Pinellas County taxpayers will never know if Mike Grego is the absolutely best candidate to lead Pinellas County schools. The former Osceola County superintendent, by all accounts an effective educator and personable candidate with ties to the Tampa Bay area, appears to be a valid option for the job. But due to a poorly executed search and the School Board's abbreviated selection process, he became the only viable option rather than the best option in a competitive field. As a result, Grego will arrive in a weaker position for not having faced more public scrutiny or vetting, assuming he negotiates a contract with the district. That said, Grego has potential and it is in every taxpayer's interest that he succeeds.
The School Board took roughly 30 minutes Tuesday to decide that Grego was the only one of three finalists worthy of consideration of the job — a reasonable conclusion after last week's public candidate interviews but a potentially superficial one. More significantly, the board also decided he need not face any additional competition. The seven board members — two of whom face re-election challenges in November — decided unanimously to forgo a new search process, which some members had suggested after the on-the-cheap search had turned up a significantly shallower pool of experienced urban district leaders than other recent searches in Florida.
Two board members, Terry Krassner and Robin Wikle, said they changed their minds about the search results after one-on-one interviews with Grego. And now voters — whose only firsthand exposure to Grego was the board's stilted public interview last week — are left with no recourse but to trust that somehow the vetting was more rigorous in private. Among the questions the public should have heard the answer to firsthand was why Grego left his job as Osceola superintendent after clashing with that district's School Board chairman.

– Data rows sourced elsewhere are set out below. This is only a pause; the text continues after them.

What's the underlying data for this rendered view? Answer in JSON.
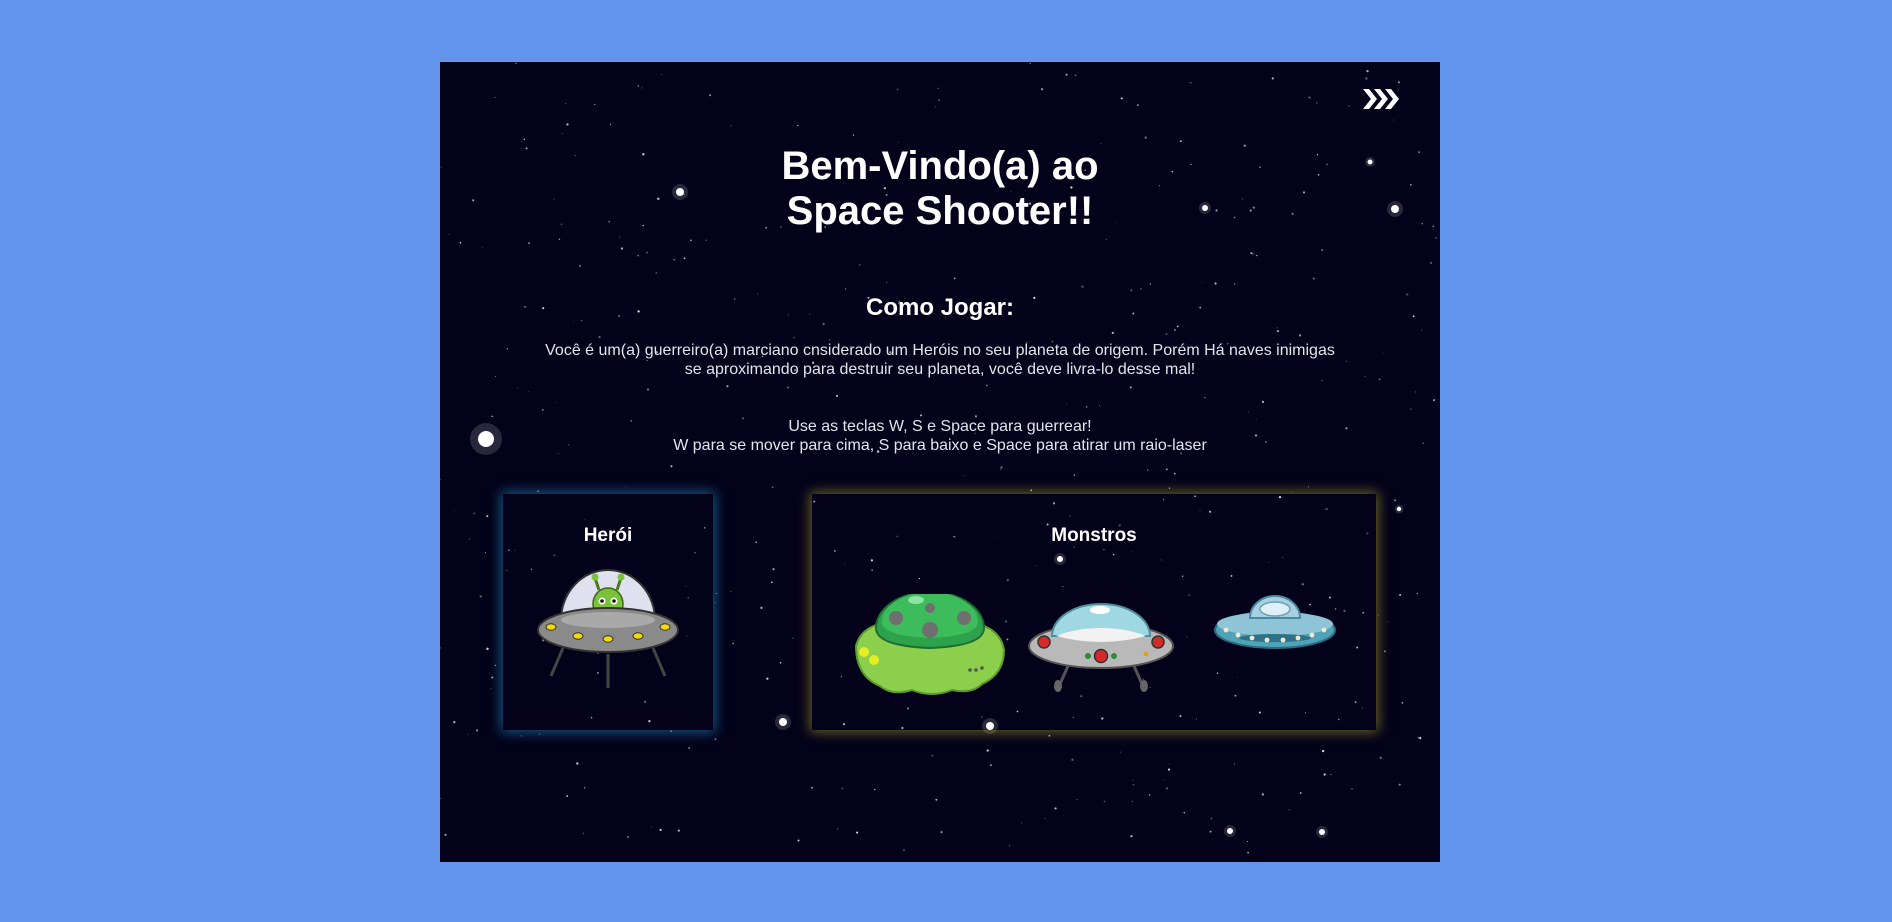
{
  "title": {
    "line1": "Bem-Vindo(a) ao",
    "line2": "Space Shooter!!"
  },
  "how_to": {
    "heading": "Como Jogar:",
    "intro_line1": "Você é um(a) guerreiro(a) marciano cnsiderado um Heróis no seu planeta de origem. Porém Há naves inimigas",
    "intro_line2": "se aproximando para destruir seu planeta, você deve livra-lo desse mal!",
    "controls_line1": "Use as teclas W, S e Space para guerrear!",
    "controls_line2": "W para se mover para cima, S para baixo e Space para atirar um raio-laser"
  },
  "hero_panel": {
    "title": "Herói",
    "sprite": "alien-ufo-icon"
  },
  "monsters_panel": {
    "title": "Monstros",
    "sprites": [
      "green-ufo-icon",
      "silver-ufo-icon",
      "teal-ufo-icon"
    ]
  },
  "navigation": {
    "next_icon": "fast-forward-chevrons-icon"
  },
  "colors": {
    "page_background": "#6495ed",
    "game_background": "#03021a",
    "hero_glow": "#1e78aa",
    "monsters_glow": "#968c28",
    "text": "#ffffff"
  }
}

Still, Grego's resume provides some hope for Pinellas, a district that is shedding students and losing ground in closing the achievement gap between white and minority students compared with other urban districts. In the high-poverty Osceola district, he oversaw a double-digit increase in the graduation rate, shaved energy costs and reprioritized the budget to improve teacher pay. Before that he was an assistant superintendent of curriculum in Hillsborough County and a trusted lieutenant of the retiring superintendent, Earl Lennard. He was a finalist during the 2005 search process that led to MaryEllen Elia being named Hillsborough's superintendent.
Grego, whose late parents had lived in Pinellas, said in his public interview that he would not be satisfied until the district ranked among the nation's best. It would have been nice to know if Grego held a similar ranking as a candidate. Assuming he negotiates a contract, he will need to prove himself. And Pinellas residents will have to hold the School Board accountable for making such a hasty choice with so little public input.